Omega-3 against genetic risk factors
As a result, the authors established a definitive link between a genetic factor, DHA, and the risk of Alzheimer’s disease. It is important to specify first of all that the vast majority of cases of Alzheimer’s disease correspond to patients for whom there is a multifactorial determinism, even among the early forms. The genetic part of this determinism is important and is represented by different risk factors. The first and foremost of these factors is allele 4 of the APOE gene (APOE4), which encodes apolipoprotein E, which helps transport cholesterol in the blood.
The APOE gene exists in three “forms” called alleles E2, E3 (the most common), and E4. While carriers of the E2 allele have a lower risk of developing Alzheimer’s disease, carriers of at least one E4 allele have a higher risk. The importance of this factor is therefore greater, both due to the strength of the associated risk and its high frequency. In fact, nearly 10% of carriers of one APOE4 allele who have reached the age of 75 develop the disease, compared with 33% of homozygous carriers—carrying the same allele twice—APOE4/E4 for the same age. At the age of 85 years, these figures increase to almost 30% and 70%, respectively, for heterozygotes, carriers of two different alleles, APOE3/E4, and for homozygotes APOE4/E4. In the general Caucasian population older than 54 years, the proportion of carriers of an APOE4 allele is 24% and APOE4/E4 homozygotes is 2%. The importance of this genetic risk factor for affected individuals, but also for the general population, justifies research programs in therapeutic prevention.
As a result, the researchers noticed that a greater DHA intake can reduce the risk of developing Alzheimer’s disease, particularly in people carrying the APOE4 allele, suggesting that they can benefit more than higher levels of DH than non -carriers.

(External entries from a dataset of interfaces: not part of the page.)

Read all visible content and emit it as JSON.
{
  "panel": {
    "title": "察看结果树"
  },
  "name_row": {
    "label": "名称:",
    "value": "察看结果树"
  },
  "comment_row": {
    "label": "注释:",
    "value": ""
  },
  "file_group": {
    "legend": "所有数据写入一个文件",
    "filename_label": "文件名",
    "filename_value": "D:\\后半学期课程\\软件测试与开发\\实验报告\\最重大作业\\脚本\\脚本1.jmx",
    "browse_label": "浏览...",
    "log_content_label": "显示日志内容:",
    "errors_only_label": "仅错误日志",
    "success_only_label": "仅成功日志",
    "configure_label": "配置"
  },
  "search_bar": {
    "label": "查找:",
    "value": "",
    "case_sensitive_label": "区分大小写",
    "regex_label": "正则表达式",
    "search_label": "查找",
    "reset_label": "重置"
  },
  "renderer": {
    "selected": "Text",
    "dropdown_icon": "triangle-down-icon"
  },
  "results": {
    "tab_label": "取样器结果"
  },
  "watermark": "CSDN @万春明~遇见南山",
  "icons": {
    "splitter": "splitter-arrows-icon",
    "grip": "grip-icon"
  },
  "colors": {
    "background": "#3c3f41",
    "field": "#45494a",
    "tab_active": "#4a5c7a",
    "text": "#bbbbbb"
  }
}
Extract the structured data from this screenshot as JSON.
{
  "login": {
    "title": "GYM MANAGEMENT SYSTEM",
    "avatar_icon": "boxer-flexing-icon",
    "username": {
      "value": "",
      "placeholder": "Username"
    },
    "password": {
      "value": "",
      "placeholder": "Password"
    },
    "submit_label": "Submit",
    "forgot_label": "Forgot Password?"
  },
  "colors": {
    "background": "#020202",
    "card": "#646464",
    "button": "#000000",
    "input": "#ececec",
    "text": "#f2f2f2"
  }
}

This discovery, which is consistent with a growing experimental research base, changes the perspective of public health and prevention, as well as health care costs. The authors conclude in the study: Since the estimated health spending in 2021 for all patients with Alzheimer’s disease or other forms of dementia is 355 billion dollars in the United States (not including care provided by family members and other unpaid caregivers), any profitable strategy to delay the onset of Alzheimer’s disease is of great interest to public health “. They add: “ Delaying Alzheimer’s disease by 5 years leads to an additional 2.7 years of life and an additional 4.8 years without Alzheimer’s disease, knowing that an individual who would have contracted Alzheimer’s disease costs more than $500,000 in care “.